If the judge in a municipal or justice court issued a temporary order against you, you may be able to appeal to the chancery court. The chancery court would hold a new trial (“trial de novo”) within ten days. At the end of the trial de novo, if the petitioner has proven that you committed abuse against him/her, then the chancery court can grant a final domestic abuse protection order.1
If the judge in a county court issued a final protective order against you or denied your request for a final order, you may be able to appeal to the chancery court. When the court has issued a final order after a trial, there would not be a new trial on appeal. Instead, the chancery court would review the record and make a decision as to whether or not the trial court judge made an error in granting or denying the final order. The “record” includes the transcript of the original trial, any exhibits that were entered into evidence, as well as any appellate briefs filed by either party.2 To read more about the appeals process in general, go to our File an Appeal page in the Preparing for Court - By Yourself section.

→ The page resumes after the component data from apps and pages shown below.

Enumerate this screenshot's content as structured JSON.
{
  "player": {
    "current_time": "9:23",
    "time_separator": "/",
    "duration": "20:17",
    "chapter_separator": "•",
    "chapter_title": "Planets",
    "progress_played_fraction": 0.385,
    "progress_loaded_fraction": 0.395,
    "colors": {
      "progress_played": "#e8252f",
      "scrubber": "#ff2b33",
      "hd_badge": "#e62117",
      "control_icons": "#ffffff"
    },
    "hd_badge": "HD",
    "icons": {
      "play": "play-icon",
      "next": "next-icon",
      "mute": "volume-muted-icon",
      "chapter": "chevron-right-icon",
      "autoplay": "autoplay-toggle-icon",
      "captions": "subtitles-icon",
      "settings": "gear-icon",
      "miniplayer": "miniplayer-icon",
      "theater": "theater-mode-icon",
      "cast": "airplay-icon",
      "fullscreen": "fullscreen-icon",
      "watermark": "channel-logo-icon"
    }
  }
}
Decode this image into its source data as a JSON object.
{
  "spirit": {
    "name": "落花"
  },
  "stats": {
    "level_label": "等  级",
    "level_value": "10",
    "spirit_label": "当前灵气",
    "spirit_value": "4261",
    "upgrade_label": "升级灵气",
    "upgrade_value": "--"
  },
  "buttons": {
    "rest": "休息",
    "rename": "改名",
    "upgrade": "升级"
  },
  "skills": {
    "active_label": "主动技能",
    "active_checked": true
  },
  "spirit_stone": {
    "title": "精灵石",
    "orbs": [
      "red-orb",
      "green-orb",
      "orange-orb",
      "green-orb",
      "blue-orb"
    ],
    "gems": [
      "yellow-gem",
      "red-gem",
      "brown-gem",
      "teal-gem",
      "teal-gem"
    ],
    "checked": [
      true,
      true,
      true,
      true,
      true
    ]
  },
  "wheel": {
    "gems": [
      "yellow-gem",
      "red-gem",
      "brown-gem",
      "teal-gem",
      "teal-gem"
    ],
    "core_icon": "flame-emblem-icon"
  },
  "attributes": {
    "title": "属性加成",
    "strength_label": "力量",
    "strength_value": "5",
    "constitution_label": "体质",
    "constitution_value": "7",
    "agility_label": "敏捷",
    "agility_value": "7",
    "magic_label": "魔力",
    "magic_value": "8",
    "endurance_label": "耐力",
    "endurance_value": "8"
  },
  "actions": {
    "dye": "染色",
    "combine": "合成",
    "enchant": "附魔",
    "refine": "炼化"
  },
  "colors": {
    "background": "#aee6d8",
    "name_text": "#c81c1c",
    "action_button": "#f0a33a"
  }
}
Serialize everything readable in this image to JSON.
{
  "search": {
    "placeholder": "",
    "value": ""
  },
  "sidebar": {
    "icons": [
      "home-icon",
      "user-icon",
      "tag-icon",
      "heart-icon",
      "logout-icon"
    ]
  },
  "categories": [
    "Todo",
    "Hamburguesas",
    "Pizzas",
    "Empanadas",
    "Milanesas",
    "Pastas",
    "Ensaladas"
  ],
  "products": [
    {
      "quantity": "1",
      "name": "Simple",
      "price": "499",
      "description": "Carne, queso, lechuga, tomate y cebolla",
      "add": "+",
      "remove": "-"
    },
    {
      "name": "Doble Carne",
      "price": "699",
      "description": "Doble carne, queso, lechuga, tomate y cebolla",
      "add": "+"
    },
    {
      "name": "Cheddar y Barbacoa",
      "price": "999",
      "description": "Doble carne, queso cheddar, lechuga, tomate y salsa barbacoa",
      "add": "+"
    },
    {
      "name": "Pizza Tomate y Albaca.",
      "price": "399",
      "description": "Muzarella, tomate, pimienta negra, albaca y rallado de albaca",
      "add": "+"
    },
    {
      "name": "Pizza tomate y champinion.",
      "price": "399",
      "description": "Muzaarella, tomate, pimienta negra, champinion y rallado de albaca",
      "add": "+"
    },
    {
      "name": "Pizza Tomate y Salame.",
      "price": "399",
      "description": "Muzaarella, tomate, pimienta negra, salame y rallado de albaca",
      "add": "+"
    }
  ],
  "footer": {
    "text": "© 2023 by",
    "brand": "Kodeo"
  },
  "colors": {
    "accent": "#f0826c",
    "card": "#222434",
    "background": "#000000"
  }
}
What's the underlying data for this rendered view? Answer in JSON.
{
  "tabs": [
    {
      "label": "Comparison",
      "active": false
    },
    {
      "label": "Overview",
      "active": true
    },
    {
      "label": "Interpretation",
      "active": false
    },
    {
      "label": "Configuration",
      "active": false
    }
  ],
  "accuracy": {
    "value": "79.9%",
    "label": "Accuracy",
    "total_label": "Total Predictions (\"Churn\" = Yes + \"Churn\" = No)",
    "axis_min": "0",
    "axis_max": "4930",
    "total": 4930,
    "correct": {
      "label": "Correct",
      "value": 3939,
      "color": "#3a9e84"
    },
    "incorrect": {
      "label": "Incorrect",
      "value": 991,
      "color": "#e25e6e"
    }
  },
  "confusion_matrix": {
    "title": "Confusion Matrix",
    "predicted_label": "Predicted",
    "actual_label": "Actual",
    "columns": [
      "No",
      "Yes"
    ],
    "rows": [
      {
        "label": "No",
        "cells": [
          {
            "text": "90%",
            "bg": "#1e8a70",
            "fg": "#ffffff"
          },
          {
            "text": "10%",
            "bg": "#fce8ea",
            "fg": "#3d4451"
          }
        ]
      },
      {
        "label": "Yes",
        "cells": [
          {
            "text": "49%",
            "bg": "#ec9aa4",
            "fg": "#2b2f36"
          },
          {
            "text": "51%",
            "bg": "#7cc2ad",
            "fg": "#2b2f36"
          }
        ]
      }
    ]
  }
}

If you are appealing a temporary or final order, you must file a written notice of appeal with the chancery court clerk within ten days of the issuance of the order and follow specific rules for serving the papers on the other party. The clerk may also require that you pay filing fees unless you can get them waived due to your income.3
1 MS Code § 93-21-15.1(1)(a)
2 MS Code § 93-21-15.1(2)(a)
3 MS Code § 93-21-15.1(1)(b), (2)(b), (4)